**EXERCISE DETAILS**
The answer should be the records below, word for word, with every image left out.

Data entries

=== Section Start ===

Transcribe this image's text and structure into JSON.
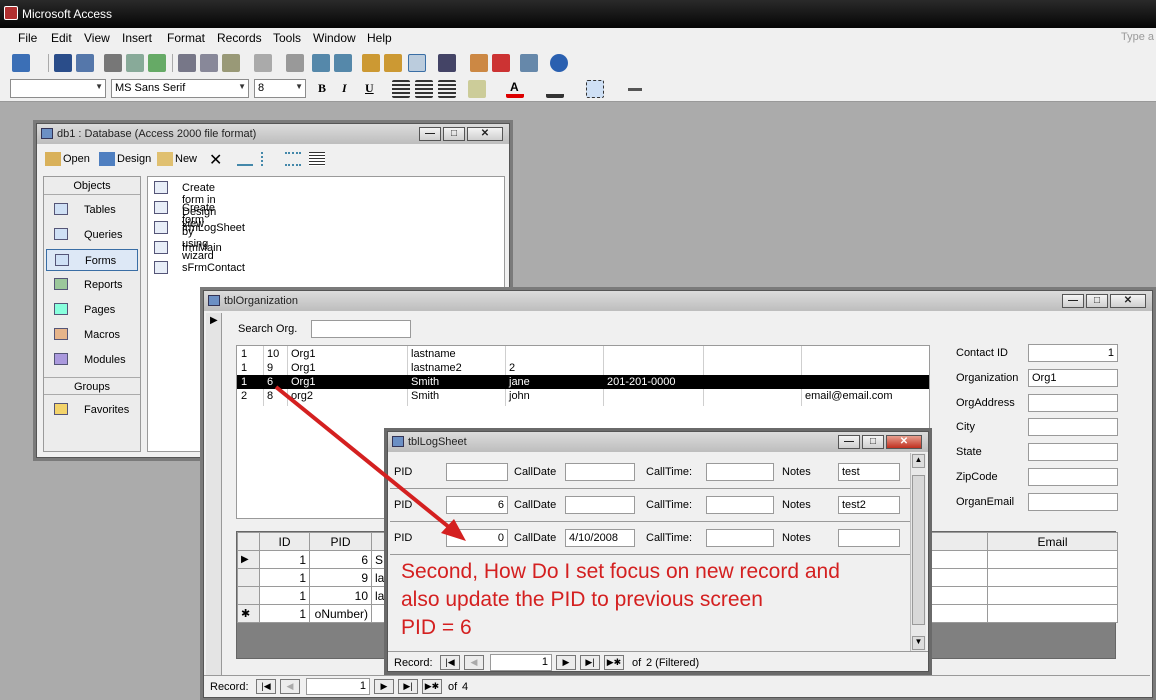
{
  "app": {
    "title": "Microsoft Access",
    "type_question": "Type a"
  },
  "menu": [
    "File",
    "Edit",
    "View",
    "Insert",
    "Format",
    "Records",
    "Tools",
    "Window",
    "Help"
  ],
  "format_bar": {
    "object_combo": "",
    "font": "MS Sans Serif",
    "size": "8",
    "bold": "B",
    "italic": "I",
    "underline": "U"
  },
  "db_window": {
    "title": "db1 : Database (Access 2000 file format)",
    "toolbar": {
      "open": "Open",
      "design": "Design",
      "new": "New"
    },
    "objects_header": "Objects",
    "objects": [
      "Tables",
      "Queries",
      "Forms",
      "Reports",
      "Pages",
      "Macros",
      "Modules"
    ],
    "groups_header": "Groups",
    "favorites": "Favorites",
    "items": [
      "Create form in Design view",
      "Create form by using wizard",
      "frmLogSheet",
      "frmMain",
      "sFrmContact"
    ]
  },
  "org_form": {
    "title": "tblOrganization",
    "search_label": "Search Org.",
    "search_value": "",
    "list_rows": [
      [
        "1",
        "10",
        "Org1",
        "lastname",
        "",
        "",
        "",
        ""
      ],
      [
        "1",
        "9",
        "Org1",
        "lastname2",
        "2",
        "",
        "",
        ""
      ],
      [
        "1",
        "6",
        "Org1",
        "Smith",
        "jane",
        "201-201-0000",
        "",
        ""
      ],
      [
        "2",
        "8",
        "org2",
        "Smith",
        "john",
        "",
        "",
        "email@email.com"
      ]
    ],
    "detail_labels": [
      "Contact ID",
      "Organization",
      "OrgAddress",
      "City",
      "State",
      "ZipCode",
      "OrganEmail"
    ],
    "detail_values": [
      "1",
      "Org1",
      "",
      "",
      "",
      "",
      ""
    ],
    "grid_headers": [
      "ID",
      "PID",
      "Email"
    ],
    "grid_rows": [
      {
        "sel": "▶",
        "id": "1",
        "pid": "6",
        "extra": "S"
      },
      {
        "sel": "",
        "id": "1",
        "pid": "9",
        "extra": "la"
      },
      {
        "sel": "",
        "id": "1",
        "pid": "10",
        "extra": "la"
      },
      {
        "sel": "✱",
        "id": "1",
        "pid": "oNumber)",
        "extra": ""
      }
    ],
    "nav": {
      "label": "Record:",
      "current": "1",
      "of": "of",
      "total": "4"
    }
  },
  "log_form": {
    "title": "tblLogSheet",
    "labels": {
      "pid": "PID",
      "calldate": "CallDate",
      "calltime": "CallTime:",
      "notes": "Notes"
    },
    "records": [
      {
        "pid": "",
        "calldate": "",
        "calltime": "",
        "notes": "test"
      },
      {
        "pid": "6",
        "calldate": "",
        "calltime": "",
        "notes": "test2"
      },
      {
        "pid": "0",
        "calldate": "4/10/2008",
        "calltime": "",
        "notes": ""
      }
    ],
    "nav": {
      "label": "Record:",
      "current": "1",
      "of": "of",
      "total": "2 (Filtered)"
    }
  },
  "annotation": {
    "lines": [
      "Second, How Do I set focus on new record and",
      "also update the PID to previous screen",
      "PID = 6"
    ],
    "color": "#d42020"
  }
}
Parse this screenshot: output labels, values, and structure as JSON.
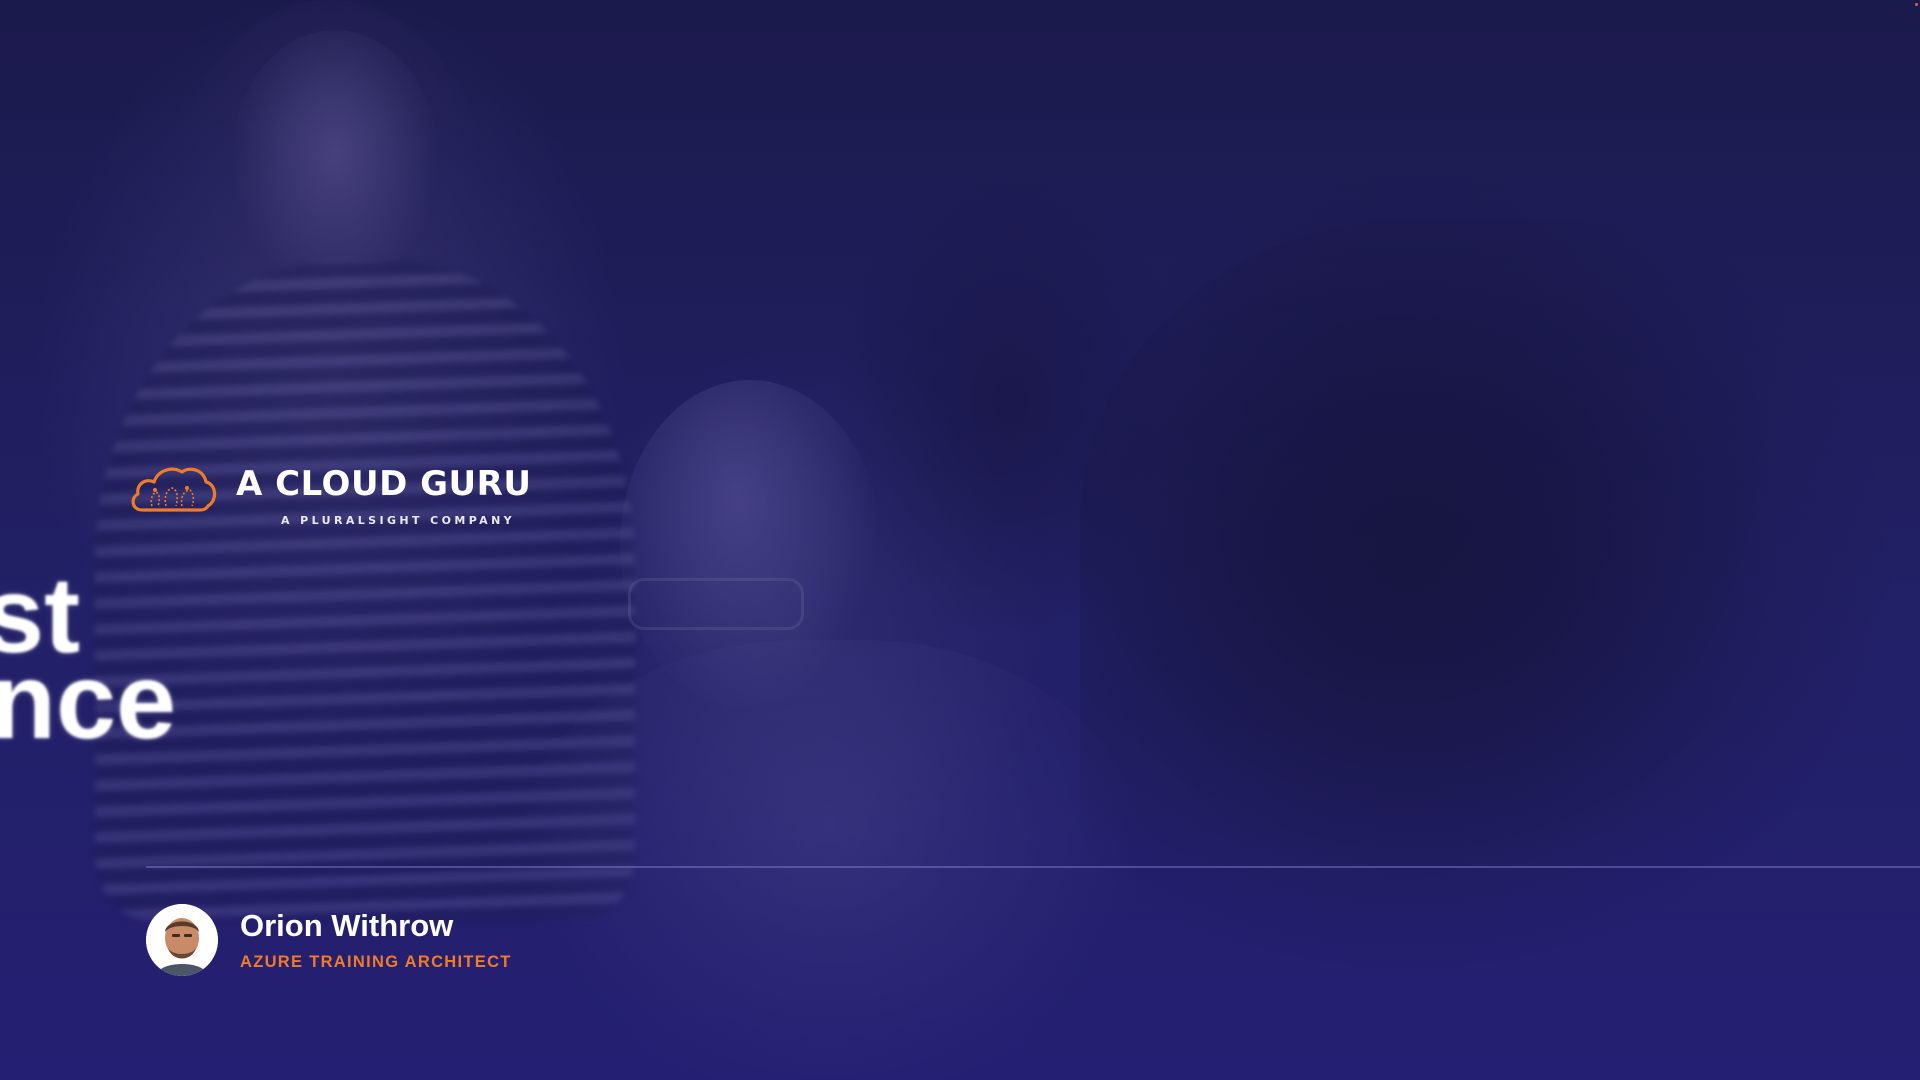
{
  "brand": {
    "name": "A CLOUD GURU",
    "tagline": "A PLURALSIGHT COMPANY",
    "accent_color": "#f07b2a",
    "logo_icon": "cloud-logo-icon"
  },
  "hero": {
    "line1": "st",
    "line2": "nce"
  },
  "presenter": {
    "name": "Orion Withrow",
    "title": "AZURE TRAINING ARCHITECT",
    "avatar_icon": "presenter-avatar"
  },
  "colors": {
    "background": "#1b1a4f",
    "title_accent": "#f07b2a",
    "text": "#ffffff"
  }
}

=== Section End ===

**WRITTEN SOLUTION**
Transcribe this image's text and structure into JSON.
{
  "app": {
    "title": "Microsoft Access",
    "type_question": "Type a"
  },
  "menu": [
    "File",
    "Edit",
    "View",
    "Insert",
    "Format",
    "Records",
    "Tools",
    "Window",
    "Help"
  ],
  "format_bar": {
    "object_combo": "",
    "font": "MS Sans Serif",
    "size": "8",
    "bold": "B",
    "italic": "I",
    "underline": "U"
  },
  "db_window": {
    "title": "db1 : Database (Access 2000 file format)",
    "toolbar": {
      "open": "Open",
      "design": "Design",
      "new": "New"
    },
    "objects_header": "Objects",
    "objects": [
      "Tables",
      "Queries",
      "Forms",
      "Reports",
      "Pages",
      "Macros",
      "Modules"
    ],
    "groups_header": "Groups",
    "favorites": "Favorites",
    "items": [
      "Create form in Design view",
      "Create form by using wizard",
      "frmLogSheet",
      "frmMain",
      "sFrmContact"
    ]
  },
  "org_form": {
    "title": "tblOrganization",
    "search_label": "Search Org.",
    "search_value": "",
    "list_rows": [
      [
        "1",
        "10",
        "Org1",
        "lastname",
        "",
        "",
        "",
        ""
      ],
      [
        "1",
        "9",
        "Org1",
        "lastname2",
        "2",
        "",
        "",
        ""
      ],
      [
        "1",
        "6",
        "Org1",
        "Smith",
        "jane",
        "201-201-0000",
        "",
        ""
      ],
      [
        "2",
        "8",
        "org2",
        "Smith",
        "john",
        "",
        "",
        "email@email.com"
      ]
    ],
    "detail_labels": [
      "Contact ID",
      "Organization",
      "OrgAddress",
      "City",
      "State",
      "ZipCode",
      "OrganEmail"
    ],
    "detail_values": [
      "1",
      "Org1",
      "",
      "",
      "",
      "",
      ""
    ],
    "grid_headers": [
      "ID",
      "PID",
      "Email"
    ],
    "grid_rows": [
      {
        "sel": "▶",
        "id": "1",
        "pid": "6",
        "extra": "S"
      },
      {
        "sel": "",
        "id": "1",
        "pid": "9",
        "extra": "la"
      },
      {
        "sel": "",
        "id": "1",
        "pid": "10",
        "extra": "la"
      },
      {
        "sel": "✱",
        "id": "1",
        "pid": "oNumber)",
        "extra": ""
      }
    ],
    "nav": {
      "label": "Record:",
      "current": "1",
      "of": "of",
      "total": "4"
    }
  },
  "log_form": {
    "title": "tblLogSheet",
    "labels": {
      "pid": "PID",
      "calldate": "CallDate",
      "calltime": "CallTime:",
      "notes": "Notes"
    },
    "records": [
      {
        "pid": "",
        "calldate": "",
        "calltime": "",
        "notes": "test"
      },
      {
        "pid": "6",
        "calldate": "",
        "calltime": "",
        "notes": "test2"
      },
      {
        "pid": "0",
        "calldate": "4/10/2008",
        "calltime": "",
        "notes": ""
      }
    ],
    "nav": {
      "label": "Record:",
      "current": "1",
      "of": "of",
      "total": "2 (Filtered)"
    }
  },
  "annotation": {
    "lines": [
      "Second, How Do I set focus on new record and",
      "also update the PID to previous screen",
      "PID = 6"
    ],
    "color": "#d42020"
  }
}
Parse this screenshot: output labels, values, and structure as JSON.
{
  "brand": {
    "name": "A CLOUD GURU",
    "tagline": "A PLURALSIGHT COMPANY",
    "accent_color": "#f07b2a",
    "logo_icon": "cloud-logo-icon"
  },
  "hero": {
    "line1": "st",
    "line2": "nce"
  },
  "presenter": {
    "name": "Orion Withrow",
    "title": "AZURE TRAINING ARCHITECT",
    "avatar_icon": "presenter-avatar"
  },
  "colors": {
    "background": "#1b1a4f",
    "title_accent": "#f07b2a",
    "text": "#ffffff"
  }
}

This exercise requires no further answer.